At Guelaguetza, the celebrated Mid-City Oaxacan restaurant in Los Angeles, owner Bricia Lopez said she’d be happy to sell gift certificates and other merchandise, like cookbooks, mole and other products her restaurant is famous for. You can go to store.ilovemole.com to fill out your shopping list.
“I’m not at all concerned about people coming in as soon as we reopen and use their gift certificates,” Lopez said, telling me she’s had to pare down her regular staff of 100 to as few as 10 during the pandemic.
Fifteen years ago, when my daughter was about 2, she couldn’t contain herself when a live band performed at Guelaguetza. While we were dining, she got up from the table and danced for the first time in her life.
A restaurant experience is more than the food, and Lopez said memories like that inspire her to “do anything we can” to survive the pandemic. But for some restaurants, it’s already too late.
“I was just devastated that one of my top-three favorite restaurants in L.A., that I just loved and adored, and went to with my husband to celebrate special occasions, closed a few months ago,” Lopez said.
She was talking about Here’s Looking At You, in Koreatown, where she bought T-shirts and other merchandise to help out in the days before the owners announced they weren’t going to make it.

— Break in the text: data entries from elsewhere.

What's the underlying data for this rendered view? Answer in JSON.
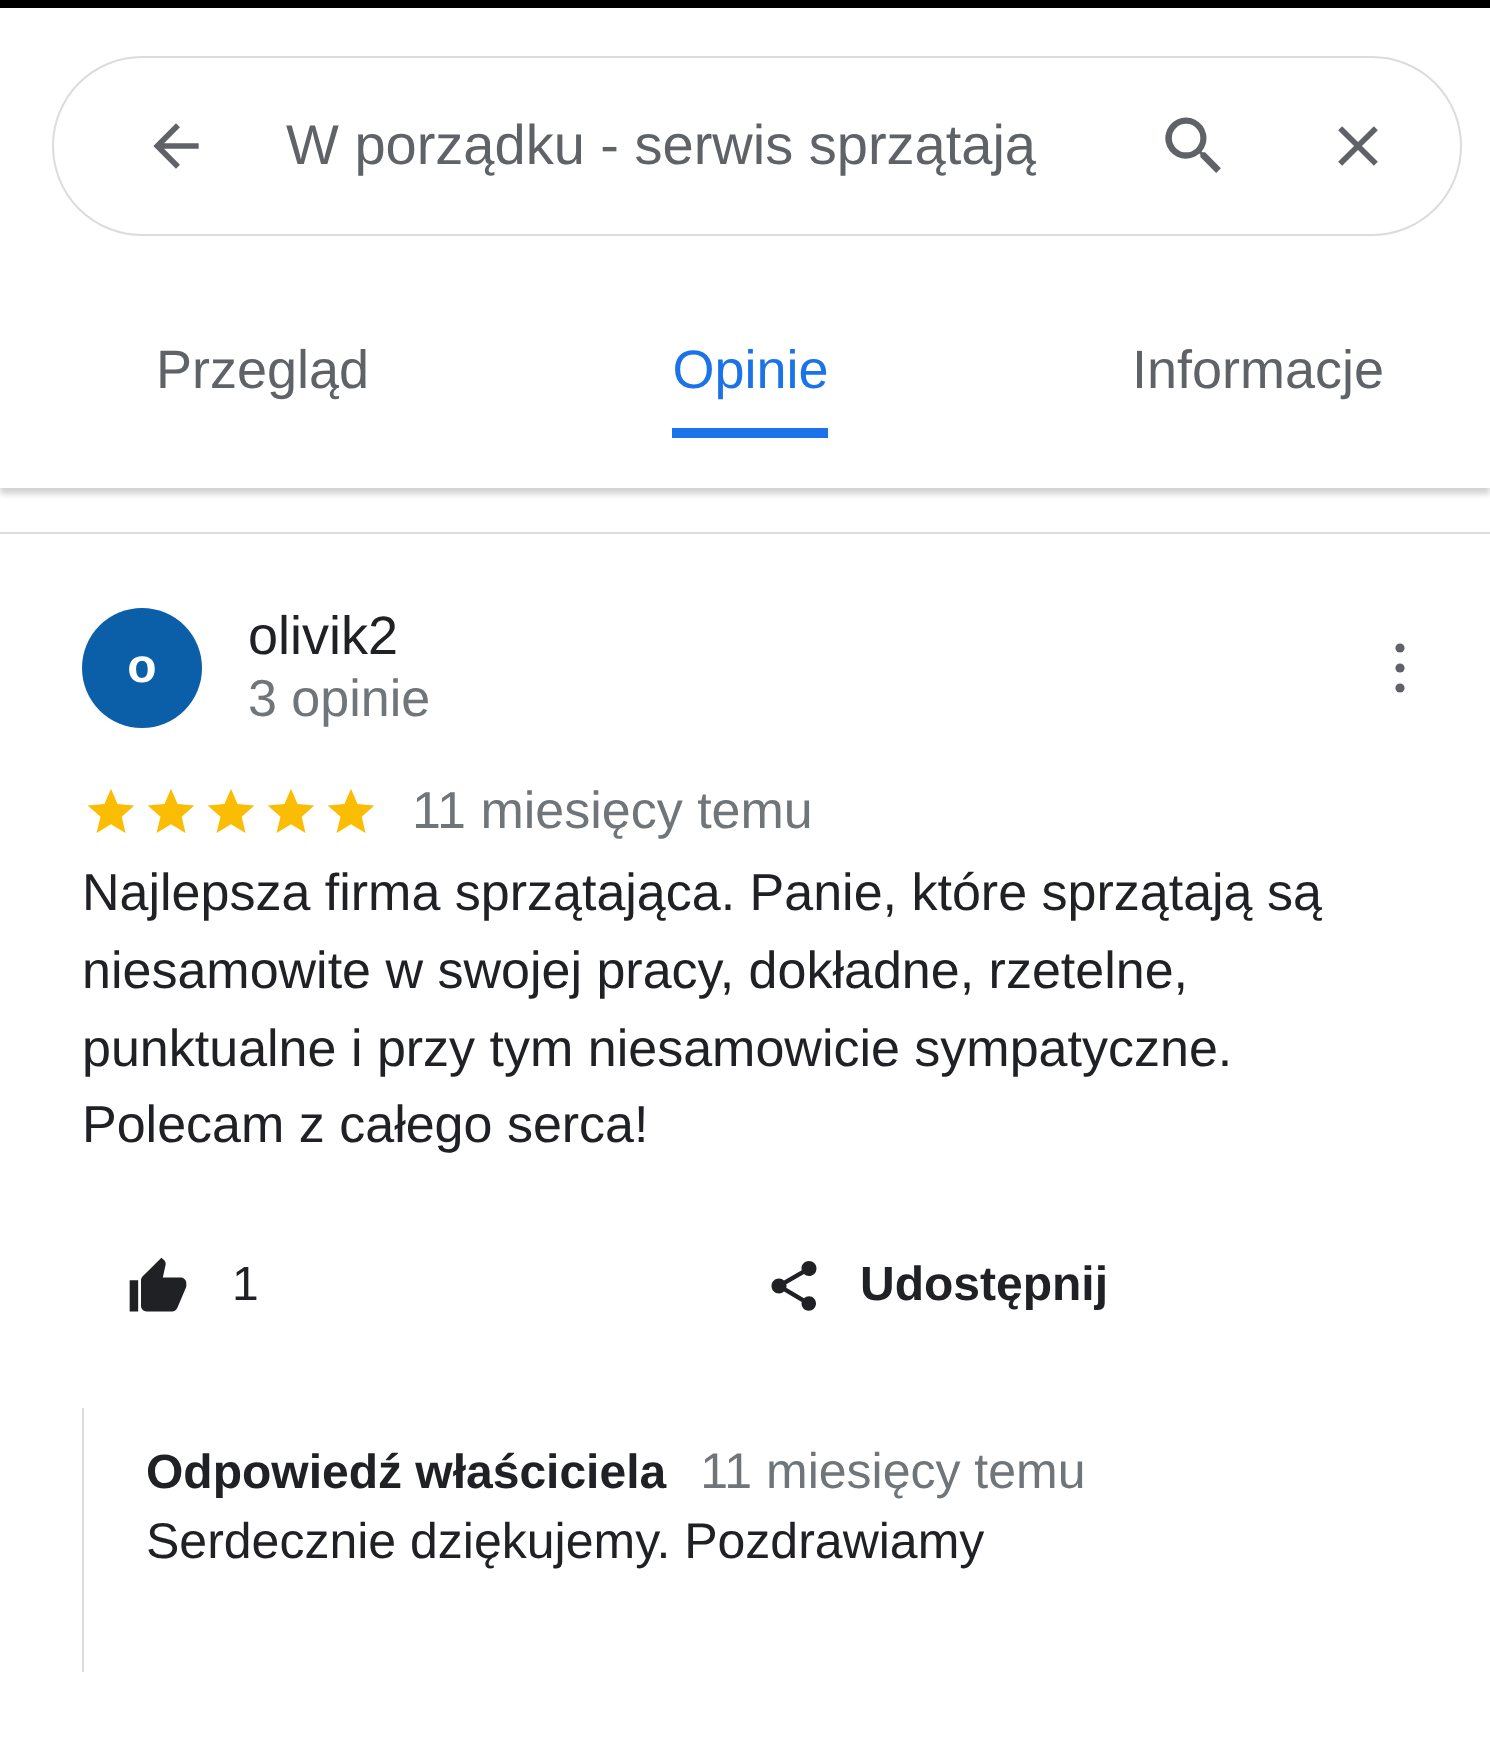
{
  "search": {
    "value": "W porządku - serwis sprzątają"
  },
  "tabs": [
    {
      "label": "Przegląd",
      "selected": false
    },
    {
      "label": "Opinie",
      "selected": true
    },
    {
      "label": "Informacje",
      "selected": false
    }
  ],
  "review": {
    "avatar_letter": "o",
    "author": "olivik2",
    "author_meta": "3 opinie",
    "stars": 5,
    "time": "11 miesięcy temu",
    "text": "Najlepsza firma sprzątająca. Panie, które sprzątają są niesamowite w swojej pracy, dokładne, rzetelne, punktualne i przy tym niesamowicie sympatyczne. Polecam z całego serca!",
    "likes": "1",
    "share_label": "Udostępnij",
    "owner_reply": {
      "title": "Odpowiedź właściciela",
      "time": "11 miesięcy temu",
      "text": "Serdecznie dziękujemy. Pozdrawiamy"
    }
  }
}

There is, of course, the risk that people will buy gift certificates for restaurants that won’t survive. But supporting them now, in their moment of need, could elevate their chance of survival. L.A. County began taking applications for grants of up to $30,000 for restaurants, except those in Los Angeles and Pasadena, and demand was so heavy, the website crashed.
Meanwhile, some restaurants have pushed back against the outdoor dining ban, questioning whether science really supports it. But with the number of coronavirus cases surging, health officials were playing it safe to keep hospitals from being overwhelmed, while restaurateurs argued that putting people out of work was its own threat to the well-being of thousands.

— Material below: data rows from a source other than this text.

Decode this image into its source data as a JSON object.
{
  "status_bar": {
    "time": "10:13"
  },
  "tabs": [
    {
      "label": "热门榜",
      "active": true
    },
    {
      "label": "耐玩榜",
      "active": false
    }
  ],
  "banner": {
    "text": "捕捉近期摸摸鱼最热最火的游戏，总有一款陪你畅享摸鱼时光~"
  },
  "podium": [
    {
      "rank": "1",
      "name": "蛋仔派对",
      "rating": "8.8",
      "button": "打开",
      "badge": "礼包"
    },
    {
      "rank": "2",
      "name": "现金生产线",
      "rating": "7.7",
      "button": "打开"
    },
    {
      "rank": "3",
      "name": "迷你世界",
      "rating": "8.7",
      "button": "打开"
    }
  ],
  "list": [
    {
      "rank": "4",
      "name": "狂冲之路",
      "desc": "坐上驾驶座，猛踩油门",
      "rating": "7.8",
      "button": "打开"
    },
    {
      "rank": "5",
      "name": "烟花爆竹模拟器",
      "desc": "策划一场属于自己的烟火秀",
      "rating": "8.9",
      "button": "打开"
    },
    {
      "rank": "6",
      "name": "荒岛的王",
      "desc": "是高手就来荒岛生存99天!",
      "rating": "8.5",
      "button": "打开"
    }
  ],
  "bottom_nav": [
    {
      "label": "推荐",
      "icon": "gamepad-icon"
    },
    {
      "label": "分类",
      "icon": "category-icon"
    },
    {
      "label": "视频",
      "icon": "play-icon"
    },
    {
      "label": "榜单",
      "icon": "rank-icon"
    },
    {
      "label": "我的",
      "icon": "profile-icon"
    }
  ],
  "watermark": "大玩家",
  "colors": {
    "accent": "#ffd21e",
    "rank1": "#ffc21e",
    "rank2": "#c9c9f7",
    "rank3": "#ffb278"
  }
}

One restaurant, Pineapple Hill Saloon and Grill in Sherman Oaks, has raised more than $170,000 in donations after its owner — Angela Marsden — made headlines for a tearful video in which she blasted local officials for banning outdoor dining at the restaurant, while an adjacent outdoor dining area for a film shoot remained open.
Marsden was unavailable when I called, but bartender Liz McCracken said the “outpouring of love” has been a great boost, and the restaurant is hoping to begin processing requests for gift certificates.
“If you buy a gift certificate from us, we’re going to honor it,” McCracken said. “That gift card is the same as currency.”
Getting back to Penfield, the retired attorney, he told me he has bought gift certificates from one of his favorite restaurants — Besta-Wan Pizza in Cardiff-by-the-Sea — for his cat sitter and handyman, as well as for himself. For the holidays, he’s planning to buy another gift card for his housekeeper, and one more for the handyman, who’s coming by to fix a fence.
I’ll be headed to a small neighborhood joint in the San Rafael Hills, to buy a few of my own. Don’t you have a place of your own you’d like to support?
‘Tis the season to lend a hand, and give the gift that says bon appetit.